(Beginning of RECORD SET)

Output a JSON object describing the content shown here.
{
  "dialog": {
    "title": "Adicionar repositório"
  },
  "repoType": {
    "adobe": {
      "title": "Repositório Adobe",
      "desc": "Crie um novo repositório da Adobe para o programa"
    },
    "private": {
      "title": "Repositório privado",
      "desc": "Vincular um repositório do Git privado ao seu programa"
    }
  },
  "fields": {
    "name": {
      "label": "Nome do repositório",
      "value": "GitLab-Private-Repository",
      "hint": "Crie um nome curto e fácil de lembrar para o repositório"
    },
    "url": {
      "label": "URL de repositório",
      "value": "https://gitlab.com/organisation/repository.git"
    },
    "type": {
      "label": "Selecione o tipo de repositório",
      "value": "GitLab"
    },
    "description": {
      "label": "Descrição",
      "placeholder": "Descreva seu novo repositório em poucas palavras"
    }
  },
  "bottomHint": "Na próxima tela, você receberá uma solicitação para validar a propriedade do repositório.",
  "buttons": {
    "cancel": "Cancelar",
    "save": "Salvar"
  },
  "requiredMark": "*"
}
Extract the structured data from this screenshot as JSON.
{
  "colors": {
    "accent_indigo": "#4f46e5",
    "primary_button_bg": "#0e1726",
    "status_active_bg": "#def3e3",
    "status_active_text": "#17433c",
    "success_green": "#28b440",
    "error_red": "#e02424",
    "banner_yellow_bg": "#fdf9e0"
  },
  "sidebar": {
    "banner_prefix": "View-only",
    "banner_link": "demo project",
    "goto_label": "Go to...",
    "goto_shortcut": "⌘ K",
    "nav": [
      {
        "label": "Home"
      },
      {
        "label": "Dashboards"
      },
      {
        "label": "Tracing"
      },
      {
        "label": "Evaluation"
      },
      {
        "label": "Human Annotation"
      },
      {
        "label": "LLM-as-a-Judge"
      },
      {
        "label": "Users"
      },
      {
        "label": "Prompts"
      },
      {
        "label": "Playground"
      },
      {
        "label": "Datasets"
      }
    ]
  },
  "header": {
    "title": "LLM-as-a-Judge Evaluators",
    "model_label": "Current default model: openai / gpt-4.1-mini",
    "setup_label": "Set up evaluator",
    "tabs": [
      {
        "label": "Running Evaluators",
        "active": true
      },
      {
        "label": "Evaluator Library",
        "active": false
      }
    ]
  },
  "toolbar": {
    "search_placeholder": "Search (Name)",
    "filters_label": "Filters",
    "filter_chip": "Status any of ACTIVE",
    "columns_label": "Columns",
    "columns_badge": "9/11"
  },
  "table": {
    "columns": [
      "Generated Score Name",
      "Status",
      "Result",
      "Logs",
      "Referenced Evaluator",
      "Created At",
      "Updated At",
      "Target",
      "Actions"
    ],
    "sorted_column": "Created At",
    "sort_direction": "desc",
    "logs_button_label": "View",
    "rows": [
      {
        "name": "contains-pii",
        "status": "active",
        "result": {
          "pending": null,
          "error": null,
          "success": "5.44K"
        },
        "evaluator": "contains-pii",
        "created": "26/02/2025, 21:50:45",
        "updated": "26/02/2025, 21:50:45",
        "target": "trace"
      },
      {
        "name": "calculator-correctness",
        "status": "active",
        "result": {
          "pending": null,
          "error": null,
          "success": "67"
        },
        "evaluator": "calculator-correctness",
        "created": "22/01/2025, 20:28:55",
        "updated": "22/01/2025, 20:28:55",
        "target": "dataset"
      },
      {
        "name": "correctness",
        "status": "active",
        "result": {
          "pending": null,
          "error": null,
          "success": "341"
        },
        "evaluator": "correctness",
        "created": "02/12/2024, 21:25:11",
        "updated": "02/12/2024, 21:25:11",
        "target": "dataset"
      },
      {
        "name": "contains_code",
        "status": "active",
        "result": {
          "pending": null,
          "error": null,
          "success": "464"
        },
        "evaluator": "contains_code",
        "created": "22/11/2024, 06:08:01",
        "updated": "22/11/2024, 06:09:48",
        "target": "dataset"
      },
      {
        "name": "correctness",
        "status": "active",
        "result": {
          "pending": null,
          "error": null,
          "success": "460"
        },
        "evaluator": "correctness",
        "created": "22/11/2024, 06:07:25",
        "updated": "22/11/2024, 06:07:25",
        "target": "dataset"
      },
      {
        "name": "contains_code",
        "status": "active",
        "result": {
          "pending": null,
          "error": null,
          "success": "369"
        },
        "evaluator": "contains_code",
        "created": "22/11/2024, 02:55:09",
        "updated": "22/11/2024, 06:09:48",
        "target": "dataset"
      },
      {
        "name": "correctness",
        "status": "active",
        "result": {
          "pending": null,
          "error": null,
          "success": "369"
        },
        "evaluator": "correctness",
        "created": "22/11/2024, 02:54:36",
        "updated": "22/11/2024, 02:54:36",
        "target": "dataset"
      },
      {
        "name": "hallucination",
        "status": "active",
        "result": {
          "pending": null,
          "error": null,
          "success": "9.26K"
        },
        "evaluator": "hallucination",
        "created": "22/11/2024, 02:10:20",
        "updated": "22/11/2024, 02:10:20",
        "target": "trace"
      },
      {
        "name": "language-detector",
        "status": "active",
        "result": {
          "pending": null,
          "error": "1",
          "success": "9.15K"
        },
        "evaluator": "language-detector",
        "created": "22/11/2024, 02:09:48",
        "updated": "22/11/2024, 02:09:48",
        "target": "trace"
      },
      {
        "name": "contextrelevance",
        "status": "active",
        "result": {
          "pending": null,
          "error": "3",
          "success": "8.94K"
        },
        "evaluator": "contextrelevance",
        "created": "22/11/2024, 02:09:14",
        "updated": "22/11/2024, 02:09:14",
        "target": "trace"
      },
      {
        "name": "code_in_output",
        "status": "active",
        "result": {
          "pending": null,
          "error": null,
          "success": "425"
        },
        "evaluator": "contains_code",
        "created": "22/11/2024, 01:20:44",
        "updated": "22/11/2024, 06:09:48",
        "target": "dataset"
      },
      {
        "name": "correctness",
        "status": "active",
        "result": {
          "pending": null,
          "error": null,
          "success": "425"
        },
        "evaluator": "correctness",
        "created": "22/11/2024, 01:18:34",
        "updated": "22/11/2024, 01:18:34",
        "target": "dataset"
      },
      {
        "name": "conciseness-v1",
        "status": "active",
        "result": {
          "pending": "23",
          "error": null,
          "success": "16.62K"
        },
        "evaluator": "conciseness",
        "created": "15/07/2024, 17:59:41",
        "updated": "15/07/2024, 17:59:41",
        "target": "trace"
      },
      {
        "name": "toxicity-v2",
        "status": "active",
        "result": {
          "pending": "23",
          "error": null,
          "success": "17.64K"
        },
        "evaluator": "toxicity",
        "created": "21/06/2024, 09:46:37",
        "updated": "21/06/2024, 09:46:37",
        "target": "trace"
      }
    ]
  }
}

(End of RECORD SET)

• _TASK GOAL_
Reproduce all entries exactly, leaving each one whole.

• _WRITTEN ANSWER_
Output a JSON object describing the content shown here.
{
  "dialog": {
    "title": "Adicionar repositório"
  },
  "repoType": {
    "adobe": {
      "title": "Repositório Adobe",
      "desc": "Crie um novo repositório da Adobe para o programa"
    },
    "private": {
      "title": "Repositório privado",
      "desc": "Vincular um repositório do Git privado ao seu programa"
    }
  },
  "fields": {
    "name": {
      "label": "Nome do repositório",
      "value": "GitLab-Private-Repository",
      "hint": "Crie um nome curto e fácil de lembrar para o repositório"
    },
    "url": {
      "label": "URL de repositório",
      "value": "https://gitlab.com/organisation/repository.git"
    },
    "type": {
      "label": "Selecione o tipo de repositório",
      "value": "GitLab"
    },
    "description": {
      "label": "Descrição",
      "placeholder": "Descreva seu novo repositório em poucas palavras"
    }
  },
  "bottomHint": "Na próxima tela, você receberá uma solicitação para validar a propriedade do repositório.",
  "buttons": {
    "cancel": "Cancelar",
    "save": "Salvar"
  },
  "requiredMark": "*"
}
Extract the structured data from this screenshot as JSON.
{
  "colors": {
    "accent_indigo": "#4f46e5",
    "primary_button_bg": "#0e1726",
    "status_active_bg": "#def3e3",
    "status_active_text": "#17433c",
    "success_green": "#28b440",
    "error_red": "#e02424",
    "banner_yellow_bg": "#fdf9e0"
  },
  "sidebar": {
    "banner_prefix": "View-only",
    "banner_link": "demo project",
    "goto_label": "Go to...",
    "goto_shortcut": "⌘ K",
    "nav": [
      {
        "label": "Home"
      },
      {
        "label": "Dashboards"
      },
      {
        "label": "Tracing"
      },
      {
        "label": "Evaluation"
      },
      {
        "label": "Human Annotation"
      },
      {
        "label": "LLM-as-a-Judge"
      },
      {
        "label": "Users"
      },
      {
        "label": "Prompts"
      },
      {
        "label": "Playground"
      },
      {
        "label": "Datasets"
      }
    ]
  },
  "header": {
    "title": "LLM-as-a-Judge Evaluators",
    "model_label": "Current default model: openai / gpt-4.1-mini",
    "setup_label": "Set up evaluator",
    "tabs": [
      {
        "label": "Running Evaluators",
        "active": true
      },
      {
        "label": "Evaluator Library",
        "active": false
      }
    ]
  },
  "toolbar": {
    "search_placeholder": "Search (Name)",
    "filters_label": "Filters",
    "filter_chip": "Status any of ACTIVE",
    "columns_label": "Columns",
    "columns_badge": "9/11"
  },
  "table": {
    "columns": [
      "Generated Score Name",
      "Status",
      "Result",
      "Logs",
      "Referenced Evaluator",
      "Created At",
      "Updated At",
      "Target",
      "Actions"
    ],
    "sorted_column": "Created At",
    "sort_direction": "desc",
    "logs_button_label": "View",
    "rows": [
      {
        "name": "contains-pii",
        "status": "active",
        "result": {
          "pending": null,
          "error": null,
          "success": "5.44K"
        },
        "evaluator": "contains-pii",
        "created": "26/02/2025, 21:50:45",
        "updated": "26/02/2025, 21:50:45",
        "target": "trace"
      },
      {
        "name": "calculator-correctness",
        "status": "active",
        "result": {
          "pending": null,
          "error": null,
          "success": "67"
        },
        "evaluator": "calculator-correctness",
        "created": "22/01/2025, 20:28:55",
        "updated": "22/01/2025, 20:28:55",
        "target": "dataset"
      },
      {
        "name": "correctness",
        "status": "active",
        "result": {
          "pending": null,
          "error": null,
          "success": "341"
        },
        "evaluator": "correctness",
        "created": "02/12/2024, 21:25:11",
        "updated": "02/12/2024, 21:25:11",
        "target": "dataset"
      },
      {
        "name": "contains_code",
        "status": "active",
        "result": {
          "pending": null,
          "error": null,
          "success": "464"
        },
        "evaluator": "contains_code",
        "created": "22/11/2024, 06:08:01",
        "updated": "22/11/2024, 06:09:48",
        "target": "dataset"
      },
      {
        "name": "correctness",
        "status": "active",
        "result": {
          "pending": null,
          "error": null,
          "success": "460"
        },
        "evaluator": "correctness",
        "created": "22/11/2024, 06:07:25",
        "updated": "22/11/2024, 06:07:25",
        "target": "dataset"
      },
      {
        "name": "contains_code",
        "status": "active",
        "result": {
          "pending": null,
          "error": null,
          "success": "369"
        },
        "evaluator": "contains_code",
        "created": "22/11/2024, 02:55:09",
        "updated": "22/11/2024, 06:09:48",
        "target": "dataset"
      },
      {
        "name": "correctness",
        "status": "active",
        "result": {
          "pending": null,
          "error": null,
          "success": "369"
        },
        "evaluator": "correctness",
        "created": "22/11/2024, 02:54:36",
        "updated": "22/11/2024, 02:54:36",
        "target": "dataset"
      },
      {
        "name": "hallucination",
        "status": "active",
        "result": {
          "pending": null,
          "error": null,
          "success": "9.26K"
        },
        "evaluator": "hallucination",
        "created": "22/11/2024, 02:10:20",
        "updated": "22/11/2024, 02:10:20",
        "target": "trace"
      },
      {
        "name": "language-detector",
        "status": "active",
        "result": {
          "pending": null,
          "error": "1",
          "success": "9.15K"
        },
        "evaluator": "language-detector",
        "created": "22/11/2024, 02:09:48",
        "updated": "22/11/2024, 02:09:48",
        "target": "trace"
      },
      {
        "name": "contextrelevance",
        "status": "active",
        "result": {
          "pending": null,
          "error": "3",
          "success": "8.94K"
        },
        "evaluator": "contextrelevance",
        "created": "22/11/2024, 02:09:14",
        "updated": "22/11/2024, 02:09:14",
        "target": "trace"
      },
      {
        "name": "code_in_output",
        "status": "active",
        "result": {
          "pending": null,
          "error": null,
          "success": "425"
        },
        "evaluator": "contains_code",
        "created": "22/11/2024, 01:20:44",
        "updated": "22/11/2024, 06:09:48",
        "target": "dataset"
      },
      {
        "name": "correctness",
        "status": "active",
        "result": {
          "pending": null,
          "error": null,
          "success": "425"
        },
        "evaluator": "correctness",
        "created": "22/11/2024, 01:18:34",
        "updated": "22/11/2024, 01:18:34",
        "target": "dataset"
      },
      {
        "name": "conciseness-v1",
        "status": "active",
        "result": {
          "pending": "23",
          "error": null,
          "success": "16.62K"
        },
        "evaluator": "conciseness",
        "created": "15/07/2024, 17:59:41",
        "updated": "15/07/2024, 17:59:41",
        "target": "trace"
      },
      {
        "name": "toxicity-v2",
        "status": "active",
        "result": {
          "pending": "23",
          "error": null,
          "success": "17.64K"
        },
        "evaluator": "toxicity",
        "created": "21/06/2024, 09:46:37",
        "updated": "21/06/2024, 09:46:37",
        "target": "trace"
      }
    ]
  }
}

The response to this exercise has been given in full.